Assigned task:
Copy out the entries exactly. Print them in full.

------ Records supplied ------

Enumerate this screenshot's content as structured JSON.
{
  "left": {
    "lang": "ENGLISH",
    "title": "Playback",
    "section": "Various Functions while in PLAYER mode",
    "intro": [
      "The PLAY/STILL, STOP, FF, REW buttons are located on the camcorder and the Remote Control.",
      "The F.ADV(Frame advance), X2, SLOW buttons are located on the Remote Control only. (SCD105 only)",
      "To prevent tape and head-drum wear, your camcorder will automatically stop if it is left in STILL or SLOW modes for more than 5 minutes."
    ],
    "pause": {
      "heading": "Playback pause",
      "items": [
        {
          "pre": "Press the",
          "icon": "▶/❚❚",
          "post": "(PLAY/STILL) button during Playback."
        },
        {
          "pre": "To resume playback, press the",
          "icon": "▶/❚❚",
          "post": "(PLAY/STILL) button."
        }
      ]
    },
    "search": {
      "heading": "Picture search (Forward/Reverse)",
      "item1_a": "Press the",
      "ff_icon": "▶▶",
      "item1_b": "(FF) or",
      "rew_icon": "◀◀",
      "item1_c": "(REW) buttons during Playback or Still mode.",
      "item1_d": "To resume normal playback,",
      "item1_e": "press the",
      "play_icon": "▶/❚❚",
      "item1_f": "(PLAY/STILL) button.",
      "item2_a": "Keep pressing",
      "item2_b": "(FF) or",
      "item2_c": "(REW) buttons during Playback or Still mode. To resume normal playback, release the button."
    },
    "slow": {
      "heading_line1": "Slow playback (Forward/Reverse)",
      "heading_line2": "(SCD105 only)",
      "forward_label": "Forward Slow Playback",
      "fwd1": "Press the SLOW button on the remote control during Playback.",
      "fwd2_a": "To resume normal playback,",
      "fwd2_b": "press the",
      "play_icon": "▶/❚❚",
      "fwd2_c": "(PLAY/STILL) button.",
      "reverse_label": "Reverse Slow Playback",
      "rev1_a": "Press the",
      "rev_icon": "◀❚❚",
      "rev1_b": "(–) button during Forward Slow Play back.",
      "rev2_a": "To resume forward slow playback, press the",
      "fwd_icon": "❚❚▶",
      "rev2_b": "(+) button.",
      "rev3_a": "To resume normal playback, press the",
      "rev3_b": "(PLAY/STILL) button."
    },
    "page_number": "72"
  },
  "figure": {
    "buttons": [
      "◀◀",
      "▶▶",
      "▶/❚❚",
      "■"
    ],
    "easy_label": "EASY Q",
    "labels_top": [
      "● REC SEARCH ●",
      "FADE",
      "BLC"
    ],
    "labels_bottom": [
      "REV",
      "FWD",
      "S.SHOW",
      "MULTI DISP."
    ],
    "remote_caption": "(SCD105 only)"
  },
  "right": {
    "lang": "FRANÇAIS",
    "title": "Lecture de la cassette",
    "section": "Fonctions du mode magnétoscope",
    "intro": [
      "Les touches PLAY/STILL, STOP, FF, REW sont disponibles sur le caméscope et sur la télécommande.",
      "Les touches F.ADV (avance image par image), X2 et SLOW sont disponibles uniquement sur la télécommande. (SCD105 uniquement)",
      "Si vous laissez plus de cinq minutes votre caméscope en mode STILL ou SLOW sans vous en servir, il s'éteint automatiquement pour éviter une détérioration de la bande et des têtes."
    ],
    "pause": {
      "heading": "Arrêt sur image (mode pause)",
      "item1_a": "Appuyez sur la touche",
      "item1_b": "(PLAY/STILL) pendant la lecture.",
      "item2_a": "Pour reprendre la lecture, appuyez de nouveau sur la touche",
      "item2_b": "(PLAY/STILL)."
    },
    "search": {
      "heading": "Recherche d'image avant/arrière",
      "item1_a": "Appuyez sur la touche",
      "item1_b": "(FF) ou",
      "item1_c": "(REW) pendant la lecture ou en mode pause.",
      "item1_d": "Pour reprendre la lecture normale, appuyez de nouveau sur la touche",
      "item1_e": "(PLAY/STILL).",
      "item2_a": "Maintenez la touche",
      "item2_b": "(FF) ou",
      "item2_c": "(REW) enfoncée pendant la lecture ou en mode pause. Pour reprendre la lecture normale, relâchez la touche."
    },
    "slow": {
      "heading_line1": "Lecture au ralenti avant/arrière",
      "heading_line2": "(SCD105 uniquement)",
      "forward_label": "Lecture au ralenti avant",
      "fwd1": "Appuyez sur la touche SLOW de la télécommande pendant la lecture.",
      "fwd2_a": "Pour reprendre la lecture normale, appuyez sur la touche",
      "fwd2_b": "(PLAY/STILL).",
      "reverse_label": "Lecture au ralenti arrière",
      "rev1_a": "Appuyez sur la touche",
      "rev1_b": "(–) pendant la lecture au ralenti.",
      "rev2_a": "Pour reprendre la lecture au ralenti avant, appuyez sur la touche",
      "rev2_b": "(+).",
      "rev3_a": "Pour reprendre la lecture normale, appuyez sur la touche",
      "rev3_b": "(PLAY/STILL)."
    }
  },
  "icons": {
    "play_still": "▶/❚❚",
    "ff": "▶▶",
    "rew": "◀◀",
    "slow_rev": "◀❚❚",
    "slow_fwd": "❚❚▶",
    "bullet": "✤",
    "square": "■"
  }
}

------

Problem solution:
Enumerate this screenshot's content as structured JSON.
{
  "left": {
    "lang": "ENGLISH",
    "title": "Playback",
    "section": "Various Functions while in PLAYER mode",
    "intro": [
      "The PLAY/STILL, STOP, FF, REW buttons are located on the camcorder and the Remote Control.",
      "The F.ADV(Frame advance), X2, SLOW buttons are located on the Remote Control only. (SCD105 only)",
      "To prevent tape and head-drum wear, your camcorder will automatically stop if it is left in STILL or SLOW modes for more than 5 minutes."
    ],
    "pause": {
      "heading": "Playback pause",
      "items": [
        {
          "pre": "Press the",
          "icon": "▶/❚❚",
          "post": "(PLAY/STILL) button during Playback."
        },
        {
          "pre": "To resume playback, press the",
          "icon": "▶/❚❚",
          "post": "(PLAY/STILL) button."
        }
      ]
    },
    "search": {
      "heading": "Picture search (Forward/Reverse)",
      "item1_a": "Press the",
      "ff_icon": "▶▶",
      "item1_b": "(FF) or",
      "rew_icon": "◀◀",
      "item1_c": "(REW) buttons during Playback or Still mode.",
      "item1_d": "To resume normal playback,",
      "item1_e": "press the",
      "play_icon": "▶/❚❚",
      "item1_f": "(PLAY/STILL) button.",
      "item2_a": "Keep pressing",
      "item2_b": "(FF) or",
      "item2_c": "(REW) buttons during Playback or Still mode. To resume normal playback, release the button."
    },
    "slow": {
      "heading_line1": "Slow playback (Forward/Reverse)",
      "heading_line2": "(SCD105 only)",
      "forward_label": "Forward Slow Playback",
      "fwd1": "Press the SLOW button on the remote control during Playback.",
      "fwd2_a": "To resume normal playback,",
      "fwd2_b": "press the",
      "play_icon": "▶/❚❚",
      "fwd2_c": "(PLAY/STILL) button.",
      "reverse_label": "Reverse Slow Playback",
      "rev1_a": "Press the",
      "rev_icon": "◀❚❚",
      "rev1_b": "(–) button during Forward Slow Play back.",
      "rev2_a": "To resume forward slow playback, press the",
      "fwd_icon": "❚❚▶",
      "rev2_b": "(+) button.",
      "rev3_a": "To resume normal playback, press the",
      "rev3_b": "(PLAY/STILL) button."
    },
    "page_number": "72"
  },
  "figure": {
    "buttons": [
      "◀◀",
      "▶▶",
      "▶/❚❚",
      "■"
    ],
    "easy_label": "EASY Q",
    "labels_top": [
      "● REC SEARCH ●",
      "FADE",
      "BLC"
    ],
    "labels_bottom": [
      "REV",
      "FWD",
      "S.SHOW",
      "MULTI DISP."
    ],
    "remote_caption": "(SCD105 only)"
  },
  "right": {
    "lang": "FRANÇAIS",
    "title": "Lecture de la cassette",
    "section": "Fonctions du mode magnétoscope",
    "intro": [
      "Les touches PLAY/STILL, STOP, FF, REW sont disponibles sur le caméscope et sur la télécommande.",
      "Les touches F.ADV (avance image par image), X2 et SLOW sont disponibles uniquement sur la télécommande. (SCD105 uniquement)",
      "Si vous laissez plus de cinq minutes votre caméscope en mode STILL ou SLOW sans vous en servir, il s'éteint automatiquement pour éviter une détérioration de la bande et des têtes."
    ],
    "pause": {
      "heading": "Arrêt sur image (mode pause)",
      "item1_a": "Appuyez sur la touche",
      "item1_b": "(PLAY/STILL) pendant la lecture.",
      "item2_a": "Pour reprendre la lecture, appuyez de nouveau sur la touche",
      "item2_b": "(PLAY/STILL)."
    },
    "search": {
      "heading": "Recherche d'image avant/arrière",
      "item1_a": "Appuyez sur la touche",
      "item1_b": "(FF) ou",
      "item1_c": "(REW) pendant la lecture ou en mode pause.",
      "item1_d": "Pour reprendre la lecture normale, appuyez de nouveau sur la touche",
      "item1_e": "(PLAY/STILL).",
      "item2_a": "Maintenez la touche",
      "item2_b": "(FF) ou",
      "item2_c": "(REW) enfoncée pendant la lecture ou en mode pause. Pour reprendre la lecture normale, relâchez la touche."
    },
    "slow": {
      "heading_line1": "Lecture au ralenti avant/arrière",
      "heading_line2": "(SCD105 uniquement)",
      "forward_label": "Lecture au ralenti avant",
      "fwd1": "Appuyez sur la touche SLOW de la télécommande pendant la lecture.",
      "fwd2_a": "Pour reprendre la lecture normale, appuyez sur la touche",
      "fwd2_b": "(PLAY/STILL).",
      "reverse_label": "Lecture au ralenti arrière",
      "rev1_a": "Appuyez sur la touche",
      "rev1_b": "(–) pendant la lecture au ralenti.",
      "rev2_a": "Pour reprendre la lecture au ralenti avant, appuyez sur la touche",
      "rev2_b": "(+).",
      "rev3_a": "Pour reprendre la lecture normale, appuyez sur la touche",
      "rev3_b": "(PLAY/STILL)."
    }
  },
  "icons": {
    "play_still": "▶/❚❚",
    "ff": "▶▶",
    "rew": "◀◀",
    "slow_rev": "◀❚❚",
    "slow_fwd": "❚❚▶",
    "bullet": "✤",
    "square": "■"
  }
}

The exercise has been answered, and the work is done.